- YOUR OBJECTIVE
Down to the last line, repeat the records exactly.
[EXTRACTED ENTRIES — start]
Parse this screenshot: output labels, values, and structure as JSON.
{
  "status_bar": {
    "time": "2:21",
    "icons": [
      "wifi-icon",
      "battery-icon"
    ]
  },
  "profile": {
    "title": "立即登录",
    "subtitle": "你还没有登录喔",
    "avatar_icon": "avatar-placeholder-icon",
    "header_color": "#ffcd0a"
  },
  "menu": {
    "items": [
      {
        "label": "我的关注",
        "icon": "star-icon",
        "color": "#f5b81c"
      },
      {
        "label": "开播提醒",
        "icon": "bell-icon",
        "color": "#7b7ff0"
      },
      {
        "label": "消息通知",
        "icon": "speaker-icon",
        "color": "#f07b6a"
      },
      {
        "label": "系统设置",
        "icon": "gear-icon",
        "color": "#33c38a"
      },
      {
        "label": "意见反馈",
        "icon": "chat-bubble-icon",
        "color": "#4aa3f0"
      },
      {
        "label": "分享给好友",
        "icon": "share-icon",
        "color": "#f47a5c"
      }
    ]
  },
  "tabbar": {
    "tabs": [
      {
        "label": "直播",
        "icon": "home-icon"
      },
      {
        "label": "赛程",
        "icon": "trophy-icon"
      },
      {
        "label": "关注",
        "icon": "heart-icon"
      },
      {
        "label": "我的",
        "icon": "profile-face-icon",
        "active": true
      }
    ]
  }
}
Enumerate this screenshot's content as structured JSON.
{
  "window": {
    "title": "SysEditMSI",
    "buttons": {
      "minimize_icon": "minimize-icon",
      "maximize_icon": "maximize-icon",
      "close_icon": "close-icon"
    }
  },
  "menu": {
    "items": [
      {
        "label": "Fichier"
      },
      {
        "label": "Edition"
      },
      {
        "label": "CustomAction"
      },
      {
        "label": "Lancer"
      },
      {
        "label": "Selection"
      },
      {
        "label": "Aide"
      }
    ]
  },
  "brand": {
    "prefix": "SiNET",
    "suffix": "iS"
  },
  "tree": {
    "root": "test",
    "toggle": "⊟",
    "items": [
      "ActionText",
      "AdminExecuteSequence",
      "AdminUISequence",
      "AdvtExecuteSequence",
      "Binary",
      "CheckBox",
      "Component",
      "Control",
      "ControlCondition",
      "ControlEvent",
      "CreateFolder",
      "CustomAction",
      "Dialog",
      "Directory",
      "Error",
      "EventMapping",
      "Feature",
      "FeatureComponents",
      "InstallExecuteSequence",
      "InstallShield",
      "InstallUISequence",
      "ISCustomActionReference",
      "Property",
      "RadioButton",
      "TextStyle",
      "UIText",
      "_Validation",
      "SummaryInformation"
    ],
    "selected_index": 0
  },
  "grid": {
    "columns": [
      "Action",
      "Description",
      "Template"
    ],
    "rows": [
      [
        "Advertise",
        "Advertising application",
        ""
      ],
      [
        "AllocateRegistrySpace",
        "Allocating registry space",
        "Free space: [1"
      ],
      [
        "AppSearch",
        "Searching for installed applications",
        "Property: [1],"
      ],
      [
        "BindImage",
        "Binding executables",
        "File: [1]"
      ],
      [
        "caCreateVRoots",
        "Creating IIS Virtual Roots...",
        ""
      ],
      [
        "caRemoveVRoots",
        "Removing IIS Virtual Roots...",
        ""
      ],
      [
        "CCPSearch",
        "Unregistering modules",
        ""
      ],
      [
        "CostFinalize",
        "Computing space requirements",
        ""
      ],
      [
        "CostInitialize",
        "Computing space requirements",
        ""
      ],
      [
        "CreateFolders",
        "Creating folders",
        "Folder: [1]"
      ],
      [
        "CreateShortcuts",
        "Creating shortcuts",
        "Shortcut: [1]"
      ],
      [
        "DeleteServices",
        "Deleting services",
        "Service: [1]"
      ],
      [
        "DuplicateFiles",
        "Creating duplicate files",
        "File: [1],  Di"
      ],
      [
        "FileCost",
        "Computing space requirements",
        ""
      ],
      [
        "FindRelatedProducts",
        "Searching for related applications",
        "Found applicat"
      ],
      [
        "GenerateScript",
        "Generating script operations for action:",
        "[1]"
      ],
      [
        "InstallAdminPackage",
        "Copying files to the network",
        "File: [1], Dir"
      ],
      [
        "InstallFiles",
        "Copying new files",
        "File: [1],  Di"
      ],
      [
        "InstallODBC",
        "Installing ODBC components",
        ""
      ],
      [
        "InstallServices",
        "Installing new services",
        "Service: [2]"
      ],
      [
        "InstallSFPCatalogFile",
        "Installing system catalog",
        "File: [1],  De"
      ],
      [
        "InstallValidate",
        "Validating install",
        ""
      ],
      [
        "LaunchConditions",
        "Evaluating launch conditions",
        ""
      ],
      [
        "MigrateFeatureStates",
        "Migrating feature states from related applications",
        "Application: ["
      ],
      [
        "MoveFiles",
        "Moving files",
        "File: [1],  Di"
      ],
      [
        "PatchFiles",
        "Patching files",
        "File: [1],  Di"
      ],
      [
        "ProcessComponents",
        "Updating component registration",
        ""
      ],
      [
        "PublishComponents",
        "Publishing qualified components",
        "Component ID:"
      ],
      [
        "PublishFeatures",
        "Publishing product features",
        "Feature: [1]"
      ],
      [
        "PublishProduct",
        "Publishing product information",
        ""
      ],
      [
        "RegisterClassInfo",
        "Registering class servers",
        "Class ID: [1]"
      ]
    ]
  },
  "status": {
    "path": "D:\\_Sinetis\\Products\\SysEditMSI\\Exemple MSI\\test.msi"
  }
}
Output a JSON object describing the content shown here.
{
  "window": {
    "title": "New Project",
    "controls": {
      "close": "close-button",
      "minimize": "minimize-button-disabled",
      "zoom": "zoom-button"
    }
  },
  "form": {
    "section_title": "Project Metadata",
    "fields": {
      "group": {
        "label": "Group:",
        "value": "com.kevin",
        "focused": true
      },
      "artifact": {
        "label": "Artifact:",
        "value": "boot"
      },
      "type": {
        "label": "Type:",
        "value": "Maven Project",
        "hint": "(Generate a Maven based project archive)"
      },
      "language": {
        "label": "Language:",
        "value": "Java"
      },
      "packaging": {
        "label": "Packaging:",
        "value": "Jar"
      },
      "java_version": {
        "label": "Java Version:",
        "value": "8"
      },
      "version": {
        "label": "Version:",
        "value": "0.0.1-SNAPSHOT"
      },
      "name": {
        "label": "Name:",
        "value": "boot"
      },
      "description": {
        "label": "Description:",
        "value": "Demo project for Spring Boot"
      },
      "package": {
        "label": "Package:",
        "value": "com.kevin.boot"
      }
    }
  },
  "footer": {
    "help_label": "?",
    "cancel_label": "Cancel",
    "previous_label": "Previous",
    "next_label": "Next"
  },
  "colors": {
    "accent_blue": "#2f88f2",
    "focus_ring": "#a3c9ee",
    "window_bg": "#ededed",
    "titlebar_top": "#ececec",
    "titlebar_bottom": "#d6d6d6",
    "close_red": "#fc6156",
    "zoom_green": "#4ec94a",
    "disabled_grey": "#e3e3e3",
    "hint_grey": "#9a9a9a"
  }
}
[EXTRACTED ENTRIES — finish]
- OUTPUT OF THE EXERCISE
Parse this screenshot: output labels, values, and structure as JSON.
{
  "status_bar": {
    "time": "2:21",
    "icons": [
      "wifi-icon",
      "battery-icon"
    ]
  },
  "profile": {
    "title": "立即登录",
    "subtitle": "你还没有登录喔",
    "avatar_icon": "avatar-placeholder-icon",
    "header_color": "#ffcd0a"
  },
  "menu": {
    "items": [
      {
        "label": "我的关注",
        "icon": "star-icon",
        "color": "#f5b81c"
      },
      {
        "label": "开播提醒",
        "icon": "bell-icon",
        "color": "#7b7ff0"
      },
      {
        "label": "消息通知",
        "icon": "speaker-icon",
        "color": "#f07b6a"
      },
      {
        "label": "系统设置",
        "icon": "gear-icon",
        "color": "#33c38a"
      },
      {
        "label": "意见反馈",
        "icon": "chat-bubble-icon",
        "color": "#4aa3f0"
      },
      {
        "label": "分享给好友",
        "icon": "share-icon",
        "color": "#f47a5c"
      }
    ]
  },
  "tabbar": {
    "tabs": [
      {
        "label": "直播",
        "icon": "home-icon"
      },
      {
        "label": "赛程",
        "icon": "trophy-icon"
      },
      {
        "label": "关注",
        "icon": "heart-icon"
      },
      {
        "label": "我的",
        "icon": "profile-face-icon",
        "active": true
      }
    ]
  }
}
Enumerate this screenshot's content as structured JSON.
{
  "window": {
    "title": "SysEditMSI",
    "buttons": {
      "minimize_icon": "minimize-icon",
      "maximize_icon": "maximize-icon",
      "close_icon": "close-icon"
    }
  },
  "menu": {
    "items": [
      {
        "label": "Fichier"
      },
      {
        "label": "Edition"
      },
      {
        "label": "CustomAction"
      },
      {
        "label": "Lancer"
      },
      {
        "label": "Selection"
      },
      {
        "label": "Aide"
      }
    ]
  },
  "brand": {
    "prefix": "SiNET",
    "suffix": "iS"
  },
  "tree": {
    "root": "test",
    "toggle": "⊟",
    "items": [
      "ActionText",
      "AdminExecuteSequence",
      "AdminUISequence",
      "AdvtExecuteSequence",
      "Binary",
      "CheckBox",
      "Component",
      "Control",
      "ControlCondition",
      "ControlEvent",
      "CreateFolder",
      "CustomAction",
      "Dialog",
      "Directory",
      "Error",
      "EventMapping",
      "Feature",
      "FeatureComponents",
      "InstallExecuteSequence",
      "InstallShield",
      "InstallUISequence",
      "ISCustomActionReference",
      "Property",
      "RadioButton",
      "TextStyle",
      "UIText",
      "_Validation",
      "SummaryInformation"
    ],
    "selected_index": 0
  },
  "grid": {
    "columns": [
      "Action",
      "Description",
      "Template"
    ],
    "rows": [
      [
        "Advertise",
        "Advertising application",
        ""
      ],
      [
        "AllocateRegistrySpace",
        "Allocating registry space",
        "Free space: [1"
      ],
      [
        "AppSearch",
        "Searching for installed applications",
        "Property: [1],"
      ],
      [
        "BindImage",
        "Binding executables",
        "File: [1]"
      ],
      [
        "caCreateVRoots",
        "Creating IIS Virtual Roots...",
        ""
      ],
      [
        "caRemoveVRoots",
        "Removing IIS Virtual Roots...",
        ""
      ],
      [
        "CCPSearch",
        "Unregistering modules",
        ""
      ],
      [
        "CostFinalize",
        "Computing space requirements",
        ""
      ],
      [
        "CostInitialize",
        "Computing space requirements",
        ""
      ],
      [
        "CreateFolders",
        "Creating folders",
        "Folder: [1]"
      ],
      [
        "CreateShortcuts",
        "Creating shortcuts",
        "Shortcut: [1]"
      ],
      [
        "DeleteServices",
        "Deleting services",
        "Service: [1]"
      ],
      [
        "DuplicateFiles",
        "Creating duplicate files",
        "File: [1],  Di"
      ],
      [
        "FileCost",
        "Computing space requirements",
        ""
      ],
      [
        "FindRelatedProducts",
        "Searching for related applications",
        "Found applicat"
      ],
      [
        "GenerateScript",
        "Generating script operations for action:",
        "[1]"
      ],
      [
        "InstallAdminPackage",
        "Copying files to the network",
        "File: [1], Dir"
      ],
      [
        "InstallFiles",
        "Copying new files",
        "File: [1],  Di"
      ],
      [
        "InstallODBC",
        "Installing ODBC components",
        ""
      ],
      [
        "InstallServices",
        "Installing new services",
        "Service: [2]"
      ],
      [
        "InstallSFPCatalogFile",
        "Installing system catalog",
        "File: [1],  De"
      ],
      [
        "InstallValidate",
        "Validating install",
        ""
      ],
      [
        "LaunchConditions",
        "Evaluating launch conditions",
        ""
      ],
      [
        "MigrateFeatureStates",
        "Migrating feature states from related applications",
        "Application: ["
      ],
      [
        "MoveFiles",
        "Moving files",
        "File: [1],  Di"
      ],
      [
        "PatchFiles",
        "Patching files",
        "File: [1],  Di"
      ],
      [
        "ProcessComponents",
        "Updating component registration",
        ""
      ],
      [
        "PublishComponents",
        "Publishing qualified components",
        "Component ID:"
      ],
      [
        "PublishFeatures",
        "Publishing product features",
        "Feature: [1]"
      ],
      [
        "PublishProduct",
        "Publishing product information",
        ""
      ],
      [
        "RegisterClassInfo",
        "Registering class servers",
        "Class ID: [1]"
      ]
    ]
  },
  "status": {
    "path": "D:\\_Sinetis\\Products\\SysEditMSI\\Exemple MSI\\test.msi"
  }
}
Output a JSON object describing the content shown here.
{
  "window": {
    "title": "New Project",
    "controls": {
      "close": "close-button",
      "minimize": "minimize-button-disabled",
      "zoom": "zoom-button"
    }
  },
  "form": {
    "section_title": "Project Metadata",
    "fields": {
      "group": {
        "label": "Group:",
        "value": "com.kevin",
        "focused": true
      },
      "artifact": {
        "label": "Artifact:",
        "value": "boot"
      },
      "type": {
        "label": "Type:",
        "value": "Maven Project",
        "hint": "(Generate a Maven based project archive)"
      },
      "language": {
        "label": "Language:",
        "value": "Java"
      },
      "packaging": {
        "label": "Packaging:",
        "value": "Jar"
      },
      "java_version": {
        "label": "Java Version:",
        "value": "8"
      },
      "version": {
        "label": "Version:",
        "value": "0.0.1-SNAPSHOT"
      },
      "name": {
        "label": "Name:",
        "value": "boot"
      },
      "description": {
        "label": "Description:",
        "value": "Demo project for Spring Boot"
      },
      "package": {
        "label": "Package:",
        "value": "com.kevin.boot"
      }
    }
  },
  "footer": {
    "help_label": "?",
    "cancel_label": "Cancel",
    "previous_label": "Previous",
    "next_label": "Next"
  },
  "colors": {
    "accent_blue": "#2f88f2",
    "focus_ring": "#a3c9ee",
    "window_bg": "#ededed",
    "titlebar_top": "#ececec",
    "titlebar_bottom": "#d6d6d6",
    "close_red": "#fc6156",
    "zoom_green": "#4ec94a",
    "disabled_grey": "#e3e3e3",
    "hint_grey": "#9a9a9a"
  }
}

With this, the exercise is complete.